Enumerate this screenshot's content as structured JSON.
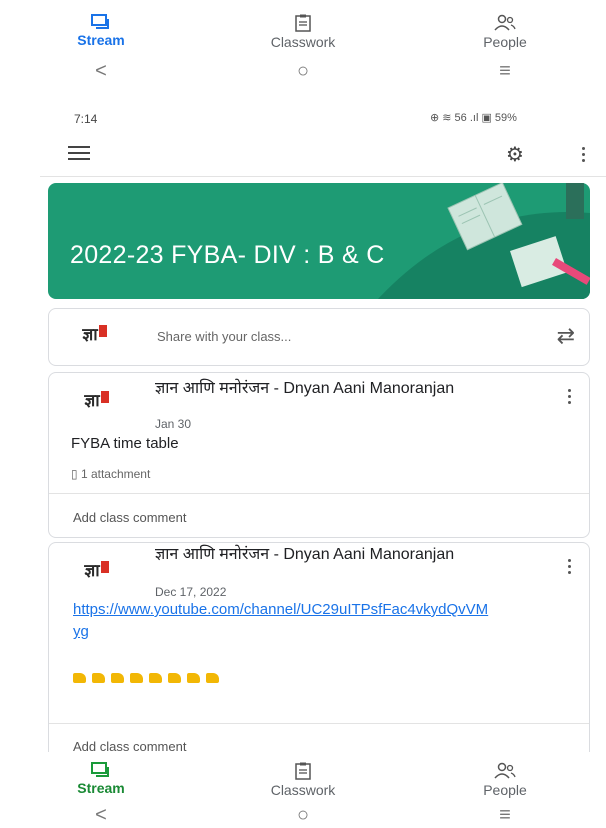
{
  "top_nav": {
    "items": [
      {
        "label": "Stream",
        "icon": "stream-icon",
        "active": true
      },
      {
        "label": "Classwork",
        "icon": "classwork-icon",
        "active": false
      },
      {
        "label": "People",
        "icon": "people-icon",
        "active": false
      }
    ]
  },
  "system_nav": {
    "back": "<",
    "home": "○",
    "recents": "≡"
  },
  "status_bar": {
    "time": "7:14",
    "indicators": "⊕ ≋ 56 .ıl ▣ 59%"
  },
  "app_bar": {
    "menu_icon": "menu-icon",
    "settings_icon": "gear-icon",
    "more_icon": "more-vert-icon"
  },
  "banner": {
    "title": "2022-23 FYBA- DIV : B & C",
    "color": "#1e9b74"
  },
  "share_box": {
    "placeholder": "Share with your class...",
    "icon": "repost-icon"
  },
  "posts": [
    {
      "author": "ज्ञान आणि मनोरंजन - Dnyan Aani Manoranjan",
      "date": "Jan 30",
      "title": "FYBA time table",
      "attachment": "1 attachment",
      "comment_placeholder": "Add class comment"
    },
    {
      "author": "ज्ञान आणि मनोरंजन - Dnyan Aani Manoranjan",
      "date": "Dec 17, 2022",
      "link": "https://www.youtube.com/channel/UC29uITPsfFac4vkydQvVMyg",
      "emoji": "👇👇👇👇👇👇👇👇",
      "comment_placeholder": "Add class comment"
    }
  ],
  "bottom_nav": {
    "items": [
      {
        "label": "Stream",
        "icon": "stream-icon",
        "active": true
      },
      {
        "label": "Classwork",
        "icon": "classwork-icon",
        "active": false
      },
      {
        "label": "People",
        "icon": "people-icon",
        "active": false
      }
    ]
  },
  "colors": {
    "accent": "#1a73e8",
    "banner": "#1e9b74",
    "logo_mark": "#d93025"
  }
}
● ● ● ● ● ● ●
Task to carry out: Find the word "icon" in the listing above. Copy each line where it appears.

Response for this exercise:
        "icon": "stream-icon",
        "icon": "classwork-icon",
        "icon": "people-icon",
    "menu_icon": "menu-icon",
    "settings_icon": "gear-icon",
    "more_icon": "more-vert-icon"
    "icon": "repost-icon"
        "icon": "stream-icon",
        "icon": "classwork-icon",
        "icon": "people-icon",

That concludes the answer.